This explains why, when a viewer pauses in front of her painting "Flower Girl's Dress," currently on view at the R. G. Endes Gallery, in the Prairie Village Municipal Offices, the painting exerts itself beyond a superficial reading of any old dress. Exquisitely painted, it begs for a narrative.
I'm afraid the viewer will have to provide that story. Payne may imbue her paintings with emotion, but there is no grand narrative at play.
"A lot of my subject matter is just stuff that I think will look cool in a painting," Payne says. "Objects that are discarded--it's just things that I'm personally drawn to, maybe all the stuff in my recycling box."
The key is the alchemy that artists bring to something, the transformation of an everyday object into something interesting to behold. 'I hope the viewer recognizes what I'm depicting but see it like for the first time," says Payne. "I hope that they can identify the subject but are wowed by the painting of it. I'm always pursuing the 'cool' factor."
That elevation of the mundane is something she taught her students. A beautiful dress for a young girl is already a work of art…but an old, used-up flip-flop? Payne has long understood shoes to be a good subject for a painting. If one needs precedents in art history, they are there. Google Van Gogh's painting of shoes, for example. Andrew Wyeth's tempera painting of his boots treading on a weed. But most of all, Payne found shoes useful for teaching her art students.
"When I was teaching high school kids, I was always looking for things to draw--things readily available and not too precious," says the artist. "Never use candy in a still life--they are always so hungry, so they will eat it--even if it is glued down! Shoes work well because we all have such a strong symbol in our brains for what a shoe looks like. Same with a flip-flop. To correctly draw a shoe--and to me, painting is just an offshoot of drawing--you have to give up on the idea of drawing the symbol. What do you really see? What shape do you actually see? I still like painting shoes today. This summer I'm going to paint shoes a lot bigger. I don't know if it will be a series, but I will return to shoes. I'm also going to paint some pieces with those magnetic letters that people put on refrigerators. I am raising chickens so I am going to paint them as well."
Payne sometimes paints outdoors, and she likes it, but the weather and the sunlight changes rather quickly, making it a challenge to capture the scene. So she prefers to carefully arrange objects and set up lights in her studio to prepare her subject matter. "I spend a great deal of time setting it all up, but I find that if I have a really solid plan, it's unlikely that the painting process will falter. I like to feel pretty confident in what I'm doing for it to be a success."

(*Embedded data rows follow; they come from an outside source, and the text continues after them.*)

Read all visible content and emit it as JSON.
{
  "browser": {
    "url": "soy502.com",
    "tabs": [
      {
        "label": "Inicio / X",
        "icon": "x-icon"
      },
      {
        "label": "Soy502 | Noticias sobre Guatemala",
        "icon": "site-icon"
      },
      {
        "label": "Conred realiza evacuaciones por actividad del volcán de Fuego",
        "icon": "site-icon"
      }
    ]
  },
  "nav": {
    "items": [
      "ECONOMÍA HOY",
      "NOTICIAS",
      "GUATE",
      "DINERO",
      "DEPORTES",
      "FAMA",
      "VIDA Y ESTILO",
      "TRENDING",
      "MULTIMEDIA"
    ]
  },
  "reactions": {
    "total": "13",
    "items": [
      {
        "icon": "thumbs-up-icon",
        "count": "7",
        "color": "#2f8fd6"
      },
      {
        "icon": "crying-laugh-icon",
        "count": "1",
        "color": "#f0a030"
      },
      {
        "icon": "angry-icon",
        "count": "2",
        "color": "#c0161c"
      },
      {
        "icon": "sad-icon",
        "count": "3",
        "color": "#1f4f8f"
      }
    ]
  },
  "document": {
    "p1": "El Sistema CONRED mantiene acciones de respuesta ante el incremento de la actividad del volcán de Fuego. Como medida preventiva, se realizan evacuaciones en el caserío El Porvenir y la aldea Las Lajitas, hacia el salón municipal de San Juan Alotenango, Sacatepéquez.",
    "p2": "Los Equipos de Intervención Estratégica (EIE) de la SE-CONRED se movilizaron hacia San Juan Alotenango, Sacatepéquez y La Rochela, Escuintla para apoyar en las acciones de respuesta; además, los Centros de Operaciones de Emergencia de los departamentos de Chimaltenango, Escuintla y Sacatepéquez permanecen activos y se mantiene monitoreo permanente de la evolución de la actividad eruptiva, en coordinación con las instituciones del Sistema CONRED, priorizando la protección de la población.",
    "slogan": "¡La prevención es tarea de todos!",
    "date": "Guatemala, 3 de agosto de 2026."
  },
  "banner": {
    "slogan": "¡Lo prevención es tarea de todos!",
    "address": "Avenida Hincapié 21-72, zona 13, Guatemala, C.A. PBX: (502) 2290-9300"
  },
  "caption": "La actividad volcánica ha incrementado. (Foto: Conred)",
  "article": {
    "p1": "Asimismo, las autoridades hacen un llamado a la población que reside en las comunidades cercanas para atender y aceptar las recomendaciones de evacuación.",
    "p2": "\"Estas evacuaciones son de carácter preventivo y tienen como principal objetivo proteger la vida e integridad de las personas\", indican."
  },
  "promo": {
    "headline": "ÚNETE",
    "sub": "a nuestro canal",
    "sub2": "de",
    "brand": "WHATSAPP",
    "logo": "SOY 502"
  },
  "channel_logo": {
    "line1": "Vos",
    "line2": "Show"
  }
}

Before the pandemic she enjoyed participating in several artist residencies. Payne would paint in a community for one week in all four seasons, depicting the local beauty. That's preferable to some outdoor painting events, where painters compete to paint the "best" painting over a week or weekend. "Residencies were more doable," Payne says. "It was still hard work, but I had the opportunity to take as much time as I needed, to repeat a painting, or to return to the same scene a couple of times to finish a piece to my satisfaction." Payne reports that these paintings of local communities, including Lindsborg, Newton, and Marysville, appeal to collectors who appreciate a small-town vibe.
Payne clearly appreciates the Prairie Village vibe. She grew up in Johnson County and graduated from Shawnee Mission West. She "married a boy from Shawnee Mission South," and earned a master's degree in art education from KU (much of it off-campus) after graduating from Emporia College. Now retired, she paints what she wants, the way she wants. "It keeps me off the streets," she says with a laugh.
Bob Bahr is a member of the Prairie Village Arts Council. He has written about visual art for several national magazines. He lives with his family in Prairie Village and paints a variety of subjects. He wishes there was a NYC-style bodega in the Shops.